Combine the water, yeast, and flour in a small mixing bowl, and bring together with your hand.
The dough will be very dry.
Turn everything out onto your work surface, and lightly knead until all the dry patches of flour have been incorporated.
Return the dough to your mixing bowl, and cover with cling film. Leave overnight at room temperature.
The biga can happily develop for between 12-24 hours, so I typically make it in the afternoon or evening, and start making the bread when I get up in the morning.
Combine the water and yeast in the bowl of a stand mixer.
Sprinkle the flour over the surface, and then finally add the salt and olive oil on top.
Using a paddle attachment, mix the dough together until you have a homogenous texture.
With the mixer running, tear off small bite-size pieces of the biga, and add them to the dough.
When the lumps of biga are all but gone, switch to the dough hook, and knead for 10 minutes.
The dough should be stretchy and elastic, but won’t be completely smooth.
Grease a large square or rectangular container with olive oil, then scrape the dough into it. Cover with a lid or cling film.
After 30 minutes, you will need to fold the dough:
First, wet your hands to stop the dough sticking to your fingers.
Pick up the top edge of the dough with both hands, and stretch it upwards, then fold it down over the rest of the dough. Rotate the container by 90 degrees, and repeat this process 3 more times.

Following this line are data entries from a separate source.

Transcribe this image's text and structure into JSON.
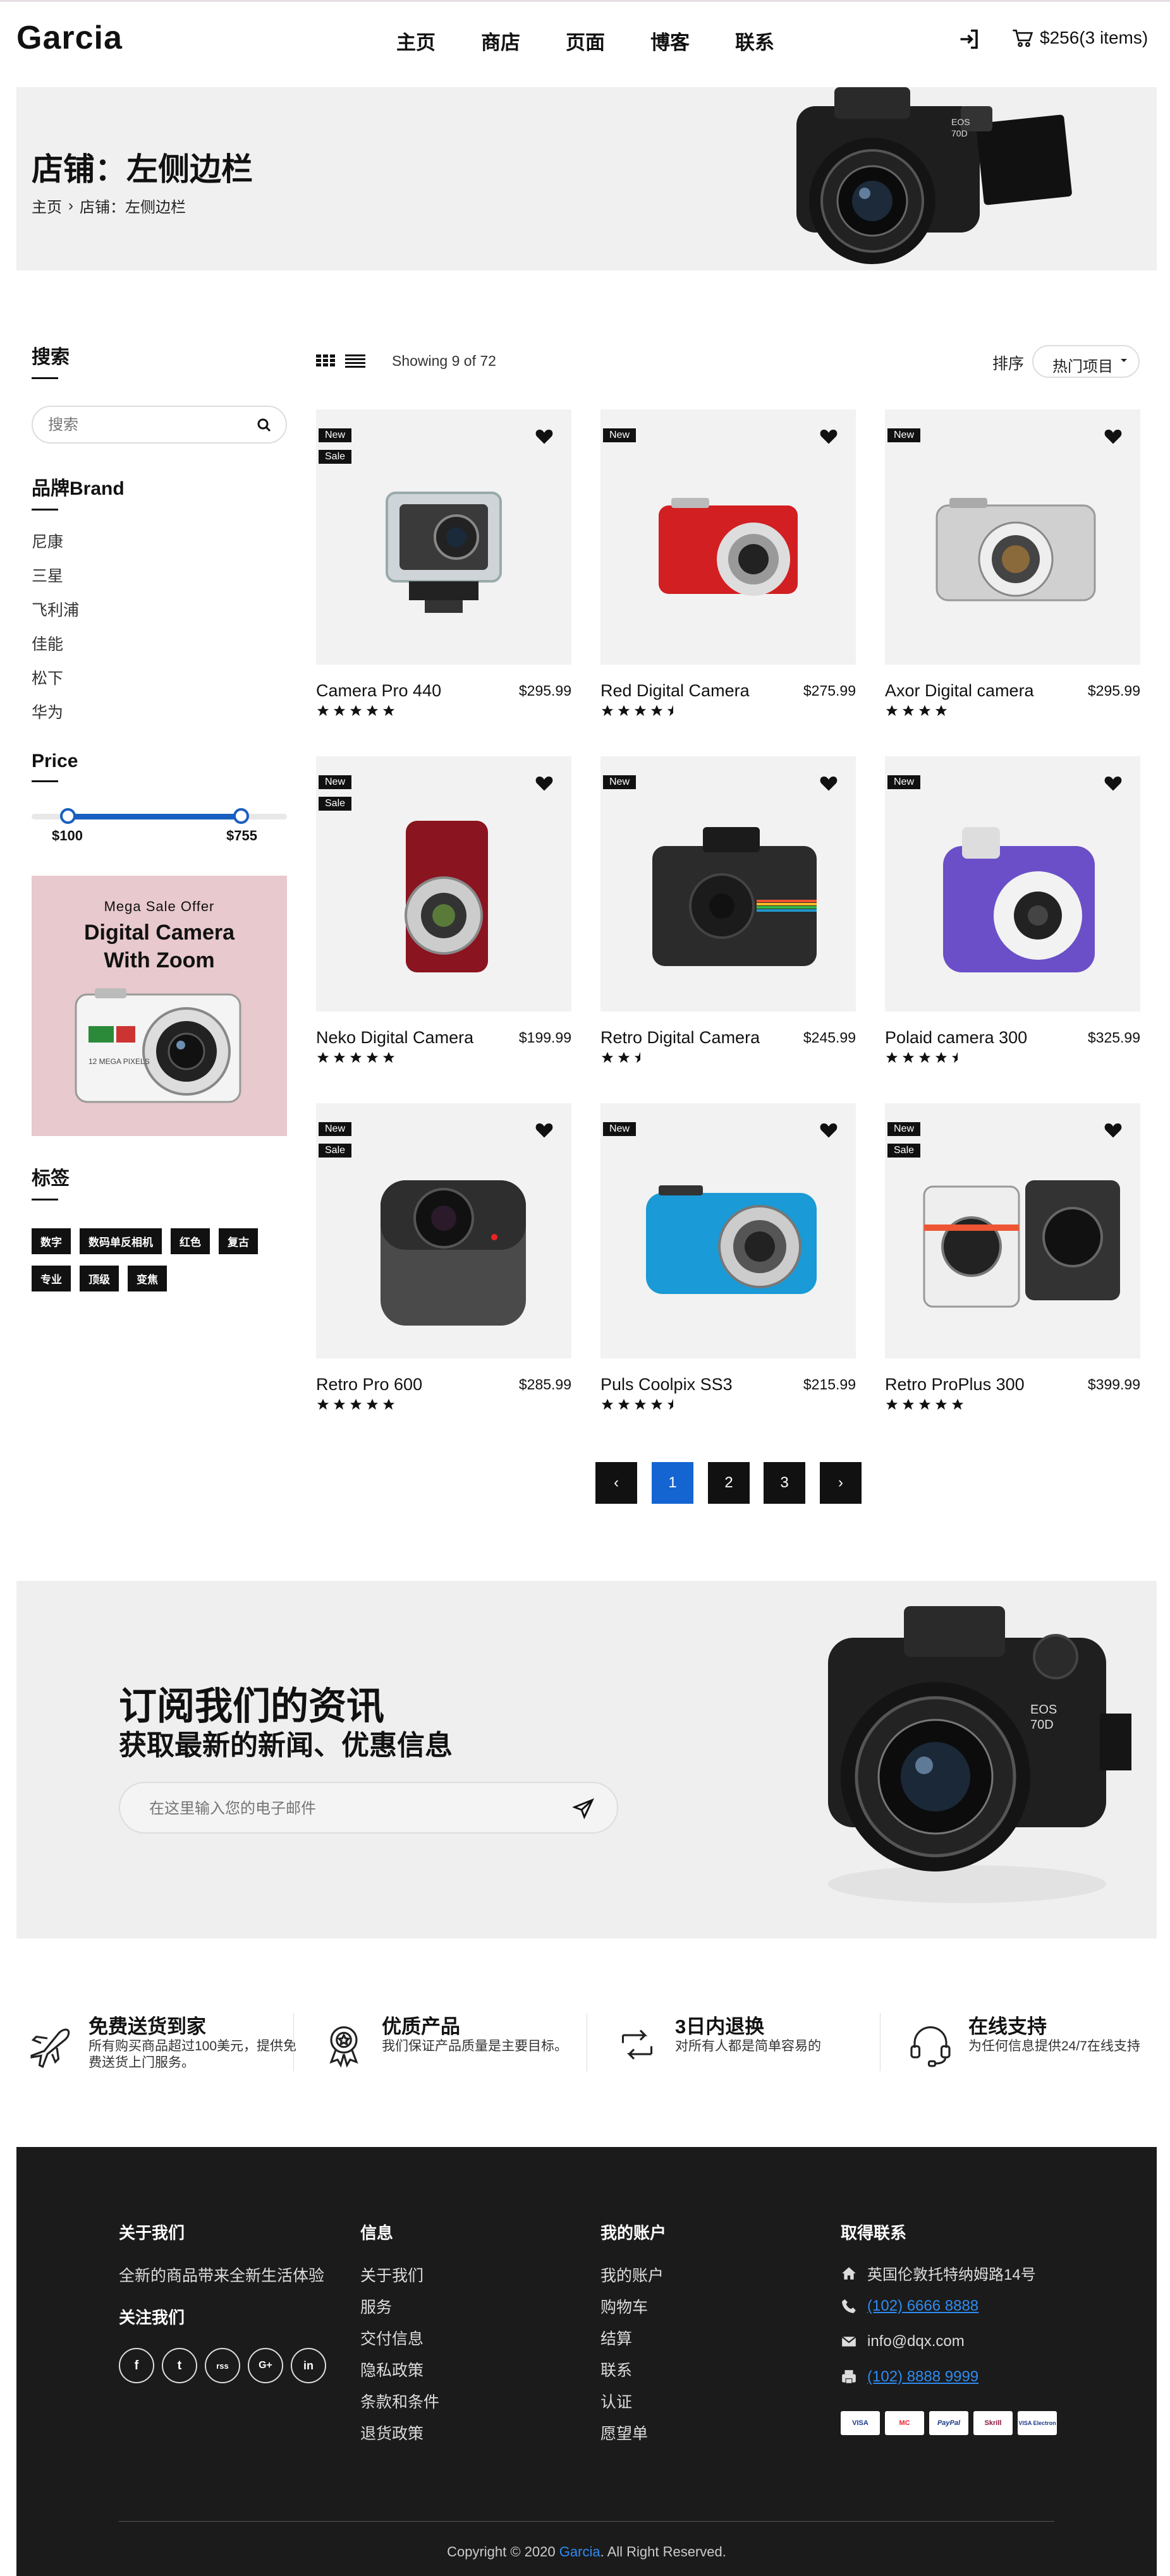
{
  "header": {
    "logo": "Garcia",
    "nav": [
      "主页",
      "商店",
      "页面",
      "博客",
      "联系"
    ],
    "cart": "$256(3 items)"
  },
  "hero": {
    "title": "店铺：左侧边栏",
    "breadcrumb_home": "主页",
    "breadcrumb_sep": "›",
    "breadcrumb_current": "店铺：左侧边栏"
  },
  "sidebar": {
    "search_title": "搜索",
    "search_placeholder": "搜索",
    "brand_title": "品牌Brand",
    "brands": [
      "尼康",
      "三星",
      "飞利浦",
      "佳能",
      "松下",
      "华为"
    ],
    "price_title": "Price",
    "price_min": "$100",
    "price_max": "$755",
    "price_range_fraction": [
      0.14,
      0.82
    ],
    "promo_small": "Mega Sale Offer",
    "promo_line1": "Digital Camera",
    "promo_line2": "With Zoom",
    "tags_title": "标签",
    "tags": [
      "数字",
      "数码单反相机",
      "红色",
      "复古",
      "专业",
      "顶级",
      "变焦"
    ]
  },
  "toolbar": {
    "showing": "Showing 9 of 72",
    "sort_label": "排序",
    "sort_value": "热门项目"
  },
  "products": [
    {
      "name": "Camera Pro 440",
      "price": "$295.99",
      "rating": 5,
      "badges": [
        "New",
        "Sale"
      ],
      "kind": "action"
    },
    {
      "name": "Red Digital Camera",
      "price": "$275.99",
      "rating": 4.5,
      "badges": [
        "New"
      ],
      "kind": "red"
    },
    {
      "name": "Axor Digital camera",
      "price": "$295.99",
      "rating": 4,
      "badges": [
        "New"
      ],
      "kind": "silver"
    },
    {
      "name": "Neko Digital Camera",
      "price": "$199.99",
      "rating": 5,
      "badges": [
        "New",
        "Sale"
      ],
      "kind": "darkred"
    },
    {
      "name": "Retro Digital Camera",
      "price": "$245.99",
      "rating": 2.5,
      "badges": [
        "New"
      ],
      "kind": "polaroid"
    },
    {
      "name": "Polaid camera 300",
      "price": "$325.99",
      "rating": 4.5,
      "badges": [
        "New"
      ],
      "kind": "purple"
    },
    {
      "name": "Retro Pro 600",
      "price": "$285.99",
      "rating": 5,
      "badges": [
        "New",
        "Sale"
      ],
      "kind": "cube"
    },
    {
      "name": "Puls Coolpix SS3",
      "price": "$215.99",
      "rating": 4.5,
      "badges": [
        "New"
      ],
      "kind": "blue"
    },
    {
      "name": "Retro ProPlus 300",
      "price": "$399.99",
      "rating": 5,
      "badges": [
        "New",
        "Sale"
      ],
      "kind": "twin"
    }
  ],
  "pagination": {
    "prev": "‹",
    "pages": [
      "1",
      "2",
      "3"
    ],
    "next": "›",
    "active": "1"
  },
  "newsletter": {
    "title": "订阅我们的资讯",
    "subtitle": "获取最新的新闻、优惠信息",
    "placeholder": "在这里输入您的电子邮件"
  },
  "features": [
    {
      "title": "免费送货到家",
      "desc": "所有购买商品超过100美元，提供免费送货上门服务。",
      "icon": "plane-icon"
    },
    {
      "title": "优质产品",
      "desc": "我们保证产品质量是主要目标。",
      "icon": "award-icon"
    },
    {
      "title": "3日内退换",
      "desc": "对所有人都是简单容易的",
      "icon": "return-icon"
    },
    {
      "title": "在线支持",
      "desc": "为任何信息提供24/7在线支持",
      "icon": "headset-icon"
    }
  ],
  "footer": {
    "about_title": "关于我们",
    "about_text": "全新的商品带来全新生活体验",
    "follow_title": "关注我们",
    "social": [
      "f",
      "t",
      "rss",
      "G+",
      "in"
    ],
    "info_title": "信息",
    "info_links": [
      "关于我们",
      "服务",
      "交付信息",
      "隐私政策",
      "条款和条件",
      "退货政策"
    ],
    "account_title": "我的账户",
    "account_links": [
      "我的账户",
      "购物车",
      "结算",
      "联系",
      "认证",
      "愿望单"
    ],
    "contact_title": "取得联系",
    "address": "英国伦敦托特纳姆路14号",
    "phone": "(102) 6666 8888",
    "email": "info@dqx.com",
    "fax": "(102) 8888 9999",
    "payments": [
      "VISA",
      "MC",
      "PayPal",
      "Skrill",
      "VISA Electron"
    ],
    "copyright_pre": "Copyright © 2020 ",
    "copyright_brand": "Garcia",
    "copyright_post": ". All Right Reserved."
  },
  "colors": {
    "accent": "#1464d2",
    "dark": "#111111",
    "footer_bg": "#1b1b1b",
    "promo_bg": "#e8c9cd"
  }
}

Cover the dough again, then set a timer for another 30 minutes.
Fold the dough for a second time, then set a timer for another 30 minutes.
Shaping and proving
After 90 minutes of bulk fermentation and two folds, the ciabatta is ready for shaping and proving. Preheat the oven to 220c / 200c fan.
Generously flour your work surface, and then invert the container onto it. Tilt the container from side to side, to encourage the dough to fall out in one piece. Flour the top of the dough, and then use well-floured hands to encourage it into a square, or rectangular shape.
Use a bench scraper or a large knife to cut the dough into four equal batons.
Gently pull the loaves apart, and shape them into rectangles, but try not to deflate the dough.
Line two baking sheets with parchment, and transfer two loaves onto each. This is your last opportunity to encourage the loaves into an attractive shape.
Cover the ciabatta with a clean tea towel, and then a sheet of plastic, like a clean bin liner.
Leave to prove for a final 30 minutes before baking.
Creating some steam in the oven will help develop a nice crust. Place a suitable tray into the bottom of the oven (I use an old brownie pan), and pour in some boiling water.
Uncover the loaves, and move them into the hot oven.
Bake the ciabatta for about 30 minutes, depending on your oven. Keep a close eye on them after 25 minutes, and check for a nice golden brown colour, and a hollow sound when tapped on the bottom.
Remove from the oven and cool completely on a wire rack.